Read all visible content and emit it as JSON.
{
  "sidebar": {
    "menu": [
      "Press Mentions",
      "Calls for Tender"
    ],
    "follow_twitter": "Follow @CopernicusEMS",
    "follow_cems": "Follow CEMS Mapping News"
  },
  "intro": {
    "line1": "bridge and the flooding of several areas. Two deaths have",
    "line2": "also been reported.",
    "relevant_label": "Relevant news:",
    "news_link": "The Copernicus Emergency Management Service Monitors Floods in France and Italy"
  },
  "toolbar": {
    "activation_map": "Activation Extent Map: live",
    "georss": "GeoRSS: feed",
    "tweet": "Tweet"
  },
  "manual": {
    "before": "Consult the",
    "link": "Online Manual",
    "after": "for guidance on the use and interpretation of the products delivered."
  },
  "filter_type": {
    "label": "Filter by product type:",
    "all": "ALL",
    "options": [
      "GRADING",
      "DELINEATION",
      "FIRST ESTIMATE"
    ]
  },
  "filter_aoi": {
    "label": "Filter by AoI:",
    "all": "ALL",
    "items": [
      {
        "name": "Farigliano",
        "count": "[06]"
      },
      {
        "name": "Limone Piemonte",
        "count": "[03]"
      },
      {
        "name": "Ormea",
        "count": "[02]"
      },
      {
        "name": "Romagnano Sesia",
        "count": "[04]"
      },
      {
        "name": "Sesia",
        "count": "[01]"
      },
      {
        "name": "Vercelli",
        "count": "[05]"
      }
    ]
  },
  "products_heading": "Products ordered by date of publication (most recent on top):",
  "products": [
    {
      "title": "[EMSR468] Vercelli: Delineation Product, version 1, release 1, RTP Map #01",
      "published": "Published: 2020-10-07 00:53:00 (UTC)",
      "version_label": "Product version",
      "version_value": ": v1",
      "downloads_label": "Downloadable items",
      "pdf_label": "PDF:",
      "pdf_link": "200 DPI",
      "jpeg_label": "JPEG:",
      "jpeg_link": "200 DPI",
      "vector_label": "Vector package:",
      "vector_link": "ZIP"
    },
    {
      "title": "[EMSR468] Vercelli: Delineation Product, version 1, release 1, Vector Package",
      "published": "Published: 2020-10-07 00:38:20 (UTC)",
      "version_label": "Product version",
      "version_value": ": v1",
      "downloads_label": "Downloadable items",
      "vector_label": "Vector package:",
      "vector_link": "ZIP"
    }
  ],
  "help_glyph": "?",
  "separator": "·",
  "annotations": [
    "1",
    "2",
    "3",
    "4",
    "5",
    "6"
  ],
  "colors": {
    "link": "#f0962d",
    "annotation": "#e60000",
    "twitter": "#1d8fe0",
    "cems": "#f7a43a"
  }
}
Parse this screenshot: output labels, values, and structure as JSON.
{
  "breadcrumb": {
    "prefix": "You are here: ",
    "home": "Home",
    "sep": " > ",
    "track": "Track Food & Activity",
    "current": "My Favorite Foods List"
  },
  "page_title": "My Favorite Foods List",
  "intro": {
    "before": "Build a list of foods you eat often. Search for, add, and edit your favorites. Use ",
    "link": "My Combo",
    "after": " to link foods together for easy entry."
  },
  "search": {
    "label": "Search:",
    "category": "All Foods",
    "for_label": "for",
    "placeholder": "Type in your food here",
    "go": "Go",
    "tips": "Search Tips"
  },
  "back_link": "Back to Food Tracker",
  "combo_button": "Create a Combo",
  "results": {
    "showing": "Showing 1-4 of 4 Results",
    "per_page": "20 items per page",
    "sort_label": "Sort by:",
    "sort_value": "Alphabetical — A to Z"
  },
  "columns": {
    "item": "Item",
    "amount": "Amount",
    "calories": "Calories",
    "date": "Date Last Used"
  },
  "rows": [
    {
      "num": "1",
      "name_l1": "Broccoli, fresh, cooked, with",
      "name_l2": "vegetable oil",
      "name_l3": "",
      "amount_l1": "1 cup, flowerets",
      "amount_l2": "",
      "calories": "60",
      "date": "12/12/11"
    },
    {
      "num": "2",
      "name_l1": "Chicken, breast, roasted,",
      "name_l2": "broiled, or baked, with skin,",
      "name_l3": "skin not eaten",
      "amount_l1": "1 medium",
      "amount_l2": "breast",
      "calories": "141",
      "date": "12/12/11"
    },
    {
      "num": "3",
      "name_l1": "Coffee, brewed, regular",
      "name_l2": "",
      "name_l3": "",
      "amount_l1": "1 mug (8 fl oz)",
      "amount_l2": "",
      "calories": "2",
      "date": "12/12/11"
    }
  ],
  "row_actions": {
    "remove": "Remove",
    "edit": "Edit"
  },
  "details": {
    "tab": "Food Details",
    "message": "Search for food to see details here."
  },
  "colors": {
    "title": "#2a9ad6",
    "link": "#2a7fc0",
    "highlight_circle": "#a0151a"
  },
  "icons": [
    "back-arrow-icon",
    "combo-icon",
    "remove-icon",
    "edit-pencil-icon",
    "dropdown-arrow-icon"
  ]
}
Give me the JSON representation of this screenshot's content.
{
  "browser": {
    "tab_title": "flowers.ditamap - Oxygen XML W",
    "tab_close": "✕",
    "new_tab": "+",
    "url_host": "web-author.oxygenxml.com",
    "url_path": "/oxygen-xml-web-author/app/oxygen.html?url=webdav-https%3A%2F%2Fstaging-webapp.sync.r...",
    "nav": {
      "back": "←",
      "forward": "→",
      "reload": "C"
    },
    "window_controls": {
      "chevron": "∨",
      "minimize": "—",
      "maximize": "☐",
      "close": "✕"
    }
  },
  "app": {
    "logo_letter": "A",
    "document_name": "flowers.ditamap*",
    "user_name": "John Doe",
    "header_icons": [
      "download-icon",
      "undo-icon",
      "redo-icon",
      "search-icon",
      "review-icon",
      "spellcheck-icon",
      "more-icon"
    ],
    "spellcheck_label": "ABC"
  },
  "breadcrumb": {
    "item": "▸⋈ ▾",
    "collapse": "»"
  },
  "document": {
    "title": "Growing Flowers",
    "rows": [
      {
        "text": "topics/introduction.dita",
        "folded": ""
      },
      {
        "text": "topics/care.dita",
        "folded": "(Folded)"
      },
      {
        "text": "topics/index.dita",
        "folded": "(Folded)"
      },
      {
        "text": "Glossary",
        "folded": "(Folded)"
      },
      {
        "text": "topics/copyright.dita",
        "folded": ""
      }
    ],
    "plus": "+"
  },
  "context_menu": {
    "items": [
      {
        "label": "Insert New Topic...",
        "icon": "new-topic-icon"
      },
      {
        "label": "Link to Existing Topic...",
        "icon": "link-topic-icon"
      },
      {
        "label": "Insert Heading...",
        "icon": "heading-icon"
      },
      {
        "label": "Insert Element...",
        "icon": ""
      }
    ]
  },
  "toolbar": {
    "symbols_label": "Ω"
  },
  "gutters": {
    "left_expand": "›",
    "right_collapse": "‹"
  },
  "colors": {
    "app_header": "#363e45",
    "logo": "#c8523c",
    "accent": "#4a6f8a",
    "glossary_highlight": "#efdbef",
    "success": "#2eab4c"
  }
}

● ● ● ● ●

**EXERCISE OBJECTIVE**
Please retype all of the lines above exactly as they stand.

**RESULT**
Read all visible content and emit it as JSON.
{
  "sidebar": {
    "menu": [
      "Press Mentions",
      "Calls for Tender"
    ],
    "follow_twitter": "Follow @CopernicusEMS",
    "follow_cems": "Follow CEMS Mapping News"
  },
  "intro": {
    "line1": "bridge and the flooding of several areas. Two deaths have",
    "line2": "also been reported.",
    "relevant_label": "Relevant news:",
    "news_link": "The Copernicus Emergency Management Service Monitors Floods in France and Italy"
  },
  "toolbar": {
    "activation_map": "Activation Extent Map: live",
    "georss": "GeoRSS: feed",
    "tweet": "Tweet"
  },
  "manual": {
    "before": "Consult the",
    "link": "Online Manual",
    "after": "for guidance on the use and interpretation of the products delivered."
  },
  "filter_type": {
    "label": "Filter by product type:",
    "all": "ALL",
    "options": [
      "GRADING",
      "DELINEATION",
      "FIRST ESTIMATE"
    ]
  },
  "filter_aoi": {
    "label": "Filter by AoI:",
    "all": "ALL",
    "items": [
      {
        "name": "Farigliano",
        "count": "[06]"
      },
      {
        "name": "Limone Piemonte",
        "count": "[03]"
      },
      {
        "name": "Ormea",
        "count": "[02]"
      },
      {
        "name": "Romagnano Sesia",
        "count": "[04]"
      },
      {
        "name": "Sesia",
        "count": "[01]"
      },
      {
        "name": "Vercelli",
        "count": "[05]"
      }
    ]
  },
  "products_heading": "Products ordered by date of publication (most recent on top):",
  "products": [
    {
      "title": "[EMSR468] Vercelli: Delineation Product, version 1, release 1, RTP Map #01",
      "published": "Published: 2020-10-07 00:53:00 (UTC)",
      "version_label": "Product version",
      "version_value": ": v1",
      "downloads_label": "Downloadable items",
      "pdf_label": "PDF:",
      "pdf_link": "200 DPI",
      "jpeg_label": "JPEG:",
      "jpeg_link": "200 DPI",
      "vector_label": "Vector package:",
      "vector_link": "ZIP"
    },
    {
      "title": "[EMSR468] Vercelli: Delineation Product, version 1, release 1, Vector Package",
      "published": "Published: 2020-10-07 00:38:20 (UTC)",
      "version_label": "Product version",
      "version_value": ": v1",
      "downloads_label": "Downloadable items",
      "vector_label": "Vector package:",
      "vector_link": "ZIP"
    }
  ],
  "help_glyph": "?",
  "separator": "·",
  "annotations": [
    "1",
    "2",
    "3",
    "4",
    "5",
    "6"
  ],
  "colors": {
    "link": "#f0962d",
    "annotation": "#e60000",
    "twitter": "#1d8fe0",
    "cems": "#f7a43a"
  }
}
Parse this screenshot: output labels, values, and structure as JSON.
{
  "breadcrumb": {
    "prefix": "You are here: ",
    "home": "Home",
    "sep": " > ",
    "track": "Track Food & Activity",
    "current": "My Favorite Foods List"
  },
  "page_title": "My Favorite Foods List",
  "intro": {
    "before": "Build a list of foods you eat often. Search for, add, and edit your favorites. Use ",
    "link": "My Combo",
    "after": " to link foods together for easy entry."
  },
  "search": {
    "label": "Search:",
    "category": "All Foods",
    "for_label": "for",
    "placeholder": "Type in your food here",
    "go": "Go",
    "tips": "Search Tips"
  },
  "back_link": "Back to Food Tracker",
  "combo_button": "Create a Combo",
  "results": {
    "showing": "Showing 1-4 of 4 Results",
    "per_page": "20 items per page",
    "sort_label": "Sort by:",
    "sort_value": "Alphabetical — A to Z"
  },
  "columns": {
    "item": "Item",
    "amount": "Amount",
    "calories": "Calories",
    "date": "Date Last Used"
  },
  "rows": [
    {
      "num": "1",
      "name_l1": "Broccoli, fresh, cooked, with",
      "name_l2": "vegetable oil",
      "name_l3": "",
      "amount_l1": "1 cup, flowerets",
      "amount_l2": "",
      "calories": "60",
      "date": "12/12/11"
    },
    {
      "num": "2",
      "name_l1": "Chicken, breast, roasted,",
      "name_l2": "broiled, or baked, with skin,",
      "name_l3": "skin not eaten",
      "amount_l1": "1 medium",
      "amount_l2": "breast",
      "calories": "141",
      "date": "12/12/11"
    },
    {
      "num": "3",
      "name_l1": "Coffee, brewed, regular",
      "name_l2": "",
      "name_l3": "",
      "amount_l1": "1 mug (8 fl oz)",
      "amount_l2": "",
      "calories": "2",
      "date": "12/12/11"
    }
  ],
  "row_actions": {
    "remove": "Remove",
    "edit": "Edit"
  },
  "details": {
    "tab": "Food Details",
    "message": "Search for food to see details here."
  },
  "colors": {
    "title": "#2a9ad6",
    "link": "#2a7fc0",
    "highlight_circle": "#a0151a"
  },
  "icons": [
    "back-arrow-icon",
    "combo-icon",
    "remove-icon",
    "edit-pencil-icon",
    "dropdown-arrow-icon"
  ]
}
Give me the JSON representation of this screenshot's content.
{
  "browser": {
    "tab_title": "flowers.ditamap - Oxygen XML W",
    "tab_close": "✕",
    "new_tab": "+",
    "url_host": "web-author.oxygenxml.com",
    "url_path": "/oxygen-xml-web-author/app/oxygen.html?url=webdav-https%3A%2F%2Fstaging-webapp.sync.r...",
    "nav": {
      "back": "←",
      "forward": "→",
      "reload": "C"
    },
    "window_controls": {
      "chevron": "∨",
      "minimize": "—",
      "maximize": "☐",
      "close": "✕"
    }
  },
  "app": {
    "logo_letter": "A",
    "document_name": "flowers.ditamap*",
    "user_name": "John Doe",
    "header_icons": [
      "download-icon",
      "undo-icon",
      "redo-icon",
      "search-icon",
      "review-icon",
      "spellcheck-icon",
      "more-icon"
    ],
    "spellcheck_label": "ABC"
  },
  "breadcrumb": {
    "item": "▸⋈ ▾",
    "collapse": "»"
  },
  "document": {
    "title": "Growing Flowers",
    "rows": [
      {
        "text": "topics/introduction.dita",
        "folded": ""
      },
      {
        "text": "topics/care.dita",
        "folded": "(Folded)"
      },
      {
        "text": "topics/index.dita",
        "folded": "(Folded)"
      },
      {
        "text": "Glossary",
        "folded": "(Folded)"
      },
      {
        "text": "topics/copyright.dita",
        "folded": ""
      }
    ],
    "plus": "+"
  },
  "context_menu": {
    "items": [
      {
        "label": "Insert New Topic...",
        "icon": "new-topic-icon"
      },
      {
        "label": "Link to Existing Topic...",
        "icon": "link-topic-icon"
      },
      {
        "label": "Insert Heading...",
        "icon": "heading-icon"
      },
      {
        "label": "Insert Element...",
        "icon": ""
      }
    ]
  },
  "toolbar": {
    "symbols_label": "Ω"
  },
  "gutters": {
    "left_expand": "›",
    "right_collapse": "‹"
  },
  "colors": {
    "app_header": "#363e45",
    "logo": "#c8523c",
    "accent": "#4a6f8a",
    "glossary_highlight": "#efdbef",
    "success": "#2eab4c"
  }
}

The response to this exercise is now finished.